PROBLEM:
Where in the data below does the word "Object" appear? Copy every line that has it.

DATA IN THIS EXERCISE:
---+---
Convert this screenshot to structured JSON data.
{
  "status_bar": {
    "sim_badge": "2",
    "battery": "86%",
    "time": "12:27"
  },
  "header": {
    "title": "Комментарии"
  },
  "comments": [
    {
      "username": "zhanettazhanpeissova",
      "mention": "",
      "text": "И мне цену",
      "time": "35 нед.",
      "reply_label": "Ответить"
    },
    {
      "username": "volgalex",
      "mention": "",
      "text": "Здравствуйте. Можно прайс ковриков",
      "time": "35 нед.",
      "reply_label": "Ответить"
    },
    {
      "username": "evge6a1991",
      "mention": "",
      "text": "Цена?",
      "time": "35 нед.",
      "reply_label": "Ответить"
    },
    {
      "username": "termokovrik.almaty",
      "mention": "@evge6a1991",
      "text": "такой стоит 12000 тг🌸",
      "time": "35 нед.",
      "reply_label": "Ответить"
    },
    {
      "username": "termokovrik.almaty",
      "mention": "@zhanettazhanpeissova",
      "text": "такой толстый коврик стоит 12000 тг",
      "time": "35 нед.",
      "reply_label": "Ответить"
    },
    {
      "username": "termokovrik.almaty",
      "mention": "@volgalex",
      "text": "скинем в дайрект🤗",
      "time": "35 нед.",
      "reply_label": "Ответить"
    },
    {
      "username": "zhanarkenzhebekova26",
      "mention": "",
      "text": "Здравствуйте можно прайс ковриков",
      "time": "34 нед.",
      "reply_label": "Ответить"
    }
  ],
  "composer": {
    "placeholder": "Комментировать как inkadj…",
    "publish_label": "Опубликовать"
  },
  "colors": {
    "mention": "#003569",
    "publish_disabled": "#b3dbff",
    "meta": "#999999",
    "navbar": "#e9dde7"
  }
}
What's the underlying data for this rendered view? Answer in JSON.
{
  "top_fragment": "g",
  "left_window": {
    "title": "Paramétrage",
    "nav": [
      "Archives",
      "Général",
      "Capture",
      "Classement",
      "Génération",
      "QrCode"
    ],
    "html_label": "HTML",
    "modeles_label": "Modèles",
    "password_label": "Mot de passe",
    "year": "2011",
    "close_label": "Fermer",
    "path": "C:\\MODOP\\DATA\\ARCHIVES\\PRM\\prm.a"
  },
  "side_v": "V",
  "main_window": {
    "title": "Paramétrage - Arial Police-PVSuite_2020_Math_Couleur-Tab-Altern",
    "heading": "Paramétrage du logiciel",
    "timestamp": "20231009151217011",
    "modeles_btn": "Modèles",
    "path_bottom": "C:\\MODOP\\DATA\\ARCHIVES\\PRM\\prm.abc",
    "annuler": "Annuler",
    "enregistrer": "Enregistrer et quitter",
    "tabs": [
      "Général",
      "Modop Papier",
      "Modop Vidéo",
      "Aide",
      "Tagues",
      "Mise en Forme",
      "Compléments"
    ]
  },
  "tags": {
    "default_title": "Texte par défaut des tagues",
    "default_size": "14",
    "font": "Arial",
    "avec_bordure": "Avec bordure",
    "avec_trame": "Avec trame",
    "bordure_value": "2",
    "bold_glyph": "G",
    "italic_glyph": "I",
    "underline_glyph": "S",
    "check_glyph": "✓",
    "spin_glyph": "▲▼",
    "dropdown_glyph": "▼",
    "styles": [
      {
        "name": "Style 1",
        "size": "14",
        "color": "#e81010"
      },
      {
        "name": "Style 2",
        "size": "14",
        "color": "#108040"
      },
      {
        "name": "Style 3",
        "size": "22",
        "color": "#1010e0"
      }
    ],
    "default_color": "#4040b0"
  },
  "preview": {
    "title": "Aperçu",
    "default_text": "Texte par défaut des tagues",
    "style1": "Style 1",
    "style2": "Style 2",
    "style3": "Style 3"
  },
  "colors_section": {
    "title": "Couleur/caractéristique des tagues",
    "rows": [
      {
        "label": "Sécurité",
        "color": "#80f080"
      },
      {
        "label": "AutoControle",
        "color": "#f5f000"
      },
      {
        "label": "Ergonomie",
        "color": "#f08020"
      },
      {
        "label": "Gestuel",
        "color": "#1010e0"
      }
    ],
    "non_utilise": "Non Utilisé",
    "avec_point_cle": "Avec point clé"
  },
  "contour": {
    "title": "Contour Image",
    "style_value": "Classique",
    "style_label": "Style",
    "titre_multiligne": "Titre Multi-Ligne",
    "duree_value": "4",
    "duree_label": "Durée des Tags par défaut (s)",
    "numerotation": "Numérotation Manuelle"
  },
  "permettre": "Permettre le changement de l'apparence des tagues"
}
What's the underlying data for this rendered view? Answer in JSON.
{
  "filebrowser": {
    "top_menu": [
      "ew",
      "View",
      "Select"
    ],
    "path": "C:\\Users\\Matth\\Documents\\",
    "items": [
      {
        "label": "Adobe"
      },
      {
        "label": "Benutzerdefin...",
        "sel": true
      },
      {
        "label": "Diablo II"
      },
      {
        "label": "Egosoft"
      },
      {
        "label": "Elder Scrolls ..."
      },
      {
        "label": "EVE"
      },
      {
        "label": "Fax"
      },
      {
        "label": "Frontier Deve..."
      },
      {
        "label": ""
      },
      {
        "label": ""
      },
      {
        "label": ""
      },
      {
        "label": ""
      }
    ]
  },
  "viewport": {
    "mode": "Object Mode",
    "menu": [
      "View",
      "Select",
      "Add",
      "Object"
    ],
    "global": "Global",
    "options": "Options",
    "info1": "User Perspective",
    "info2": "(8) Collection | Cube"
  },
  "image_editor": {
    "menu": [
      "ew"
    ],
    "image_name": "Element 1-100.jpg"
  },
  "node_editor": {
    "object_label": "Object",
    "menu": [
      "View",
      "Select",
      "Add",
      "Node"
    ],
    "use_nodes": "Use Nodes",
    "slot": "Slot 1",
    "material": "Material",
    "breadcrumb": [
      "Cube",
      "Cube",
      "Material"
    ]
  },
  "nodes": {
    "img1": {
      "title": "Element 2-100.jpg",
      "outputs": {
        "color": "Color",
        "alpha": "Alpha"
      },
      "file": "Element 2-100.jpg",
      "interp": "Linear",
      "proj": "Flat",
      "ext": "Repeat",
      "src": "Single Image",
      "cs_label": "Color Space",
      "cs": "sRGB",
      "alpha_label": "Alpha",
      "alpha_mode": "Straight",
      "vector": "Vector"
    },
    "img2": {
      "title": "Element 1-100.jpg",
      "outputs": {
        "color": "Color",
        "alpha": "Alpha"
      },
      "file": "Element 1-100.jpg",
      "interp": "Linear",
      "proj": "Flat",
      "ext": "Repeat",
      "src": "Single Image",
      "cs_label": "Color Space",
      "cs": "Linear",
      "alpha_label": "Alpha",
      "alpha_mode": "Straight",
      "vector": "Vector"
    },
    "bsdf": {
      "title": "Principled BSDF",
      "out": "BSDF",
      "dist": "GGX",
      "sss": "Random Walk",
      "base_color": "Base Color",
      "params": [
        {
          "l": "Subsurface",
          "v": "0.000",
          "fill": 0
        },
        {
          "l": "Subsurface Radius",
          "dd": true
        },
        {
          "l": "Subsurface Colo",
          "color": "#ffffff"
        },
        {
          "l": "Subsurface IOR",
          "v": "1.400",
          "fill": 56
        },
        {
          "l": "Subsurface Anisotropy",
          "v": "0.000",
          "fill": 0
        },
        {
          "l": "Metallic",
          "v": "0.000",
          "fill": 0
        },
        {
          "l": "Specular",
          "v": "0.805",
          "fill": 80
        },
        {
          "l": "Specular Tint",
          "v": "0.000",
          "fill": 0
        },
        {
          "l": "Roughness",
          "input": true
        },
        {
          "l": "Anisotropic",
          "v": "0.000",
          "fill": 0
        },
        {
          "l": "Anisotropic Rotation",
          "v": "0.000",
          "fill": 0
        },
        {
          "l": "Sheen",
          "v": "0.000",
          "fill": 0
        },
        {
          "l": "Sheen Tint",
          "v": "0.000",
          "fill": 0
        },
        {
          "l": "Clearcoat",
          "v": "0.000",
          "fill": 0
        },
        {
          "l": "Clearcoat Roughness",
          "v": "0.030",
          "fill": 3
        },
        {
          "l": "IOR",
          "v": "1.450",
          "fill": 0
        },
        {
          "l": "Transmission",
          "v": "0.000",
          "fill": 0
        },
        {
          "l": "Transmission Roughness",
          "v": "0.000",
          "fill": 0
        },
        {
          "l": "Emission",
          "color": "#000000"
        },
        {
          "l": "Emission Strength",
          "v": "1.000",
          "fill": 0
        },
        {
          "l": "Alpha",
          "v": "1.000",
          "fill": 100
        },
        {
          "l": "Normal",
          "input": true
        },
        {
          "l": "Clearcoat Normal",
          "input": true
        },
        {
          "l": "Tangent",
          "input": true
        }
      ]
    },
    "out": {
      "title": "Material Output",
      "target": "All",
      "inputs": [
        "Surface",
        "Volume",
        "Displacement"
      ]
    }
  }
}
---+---
WRITTEN SOLUTION:
    "mode": "Object Mode",
      "Object"
    "object_label": "Object",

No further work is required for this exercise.